The bombing has been more or less continuous, with multiple ceasefire agreements and so-called humanitarian pauses breached nearly as soon as they were announced.
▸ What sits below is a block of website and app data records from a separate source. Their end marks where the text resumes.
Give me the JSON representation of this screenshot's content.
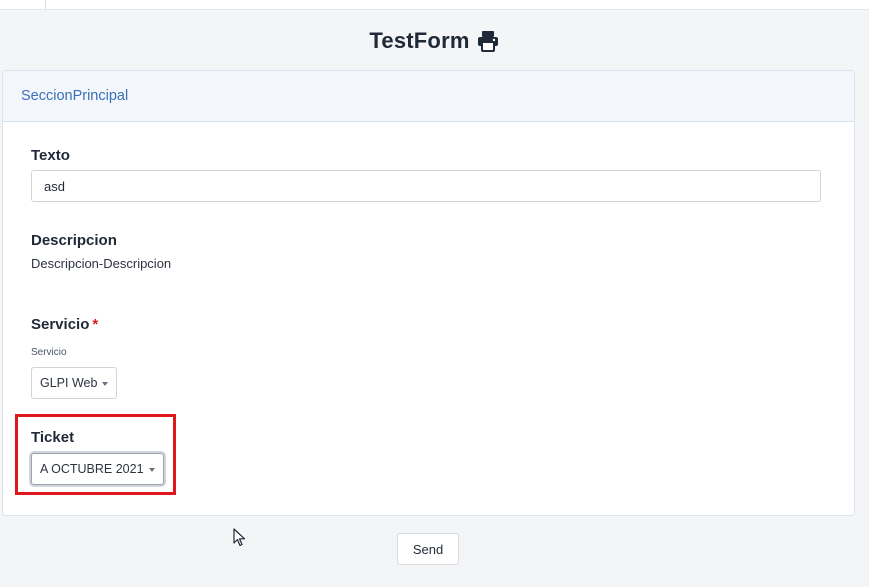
{
  "form": {
    "title": "TestForm",
    "print_icon": "printer-icon"
  },
  "section": {
    "title": "SeccionPrincipal"
  },
  "fields": {
    "texto": {
      "label": "Texto",
      "value": "asd"
    },
    "descripcion": {
      "label": "Descripcion",
      "text": "Descripcion-Descripcion"
    },
    "servicio": {
      "label": "Servicio",
      "required_mark": "*",
      "sublabel": "Servicio",
      "selected": "GLPI Web"
    },
    "ticket": {
      "label": "Ticket",
      "selected": "A OCTUBRE 2021"
    }
  },
  "actions": {
    "send_label": "Send"
  },
  "colors": {
    "accent": "#3a70b5",
    "required": "#d11f1f",
    "highlight": "#e0161d"
  }
}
With only 16 per cent of the agency’s funding appeal of $182.6 million met so far, Yemen is one of the most under-funded of the different emergencies UNICEF is responding to around the world.
Ertharin Cousin, the WFP director who was in Yemen for three days, was speaking in Cairo on Wednesday, a day after a Saudi-led alliance bombed the port of Hodeida, the main access point for aid to the north of the country, putting it out of action.
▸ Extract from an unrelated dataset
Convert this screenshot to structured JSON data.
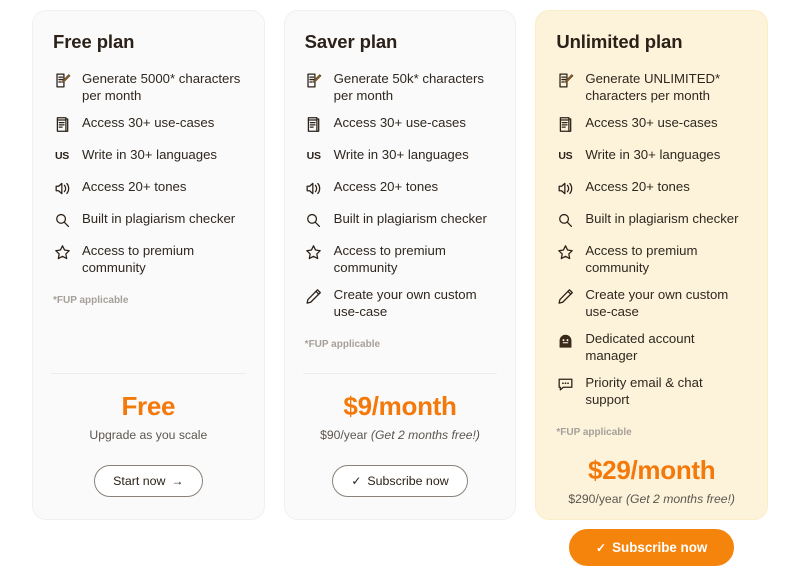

A number of civilians also died in rebel shelling in Taiz.
However, Rima Kamal, spokesperson for the global Committee of the Red Cross (ICRC) in Yemen told CM that the ICRC has been informed by the local port authority that two out of nine piers are damaged while the rest are still capable of being operational.
Almost 400 children have been killed and more than 600 others injured in the past four months, according to UNICEF.
“We’re not able to confirm if the port was used as a military installation”.
“Those who survived the bombings are searching through the rubble with their bare hands in the hope of finding survivors, as well as the bodies of victims of the attack,” a news release from Doctors Without Borders said.
“Working after hours, they had brought their children with them”. “There was no fighting around here and there were no Houthis, just some unlucky people“.
But fighting rages on across much of the country, and world powers have voiced particular concern this week over Saudi-led air strikes and shelling in the western port city of Hodeida.
The proposal, dated Thursday, calls for the Houthi rebels and allied troops loyal to former President Ali Abdullah Saleh to immediately implement a United Nations Security Council resolution which demands an end to violence and a swift return to U.N.-led peace talks.
Backed by Saudi-led air strikes and support from a mainly Arab military coalition, loyalists in Yemen have made sweeping recent advances in the south against rebel fighters.
“The firepower with which this war is fought on the ground and in the air is causing more suffering than in other societies which are stronger and where infrastructures are better off and people are wealthier and have reserves and can escape”, Peter Maurer told the Associated Press.
Moreover, Yemen has been steadily turning into a proxy war, with Saudi Arabia taking the government’s side and accusing Shiite Iran of siding with the Houthis.
For the Gulf Arabs, bristling at Iran’s role in sectarian wars rocking Syria and Iraq, the gains in Yemen prove they can seize their collective destiny from their arch-rival, even as their ally the United States has reached a nuclear deal with the Islamic Republic last month.
The US carried out a drone missile attack on August 12, killing 5 alleged AQAP members driving on the highway from Mukalla to the nearby city of Rukob.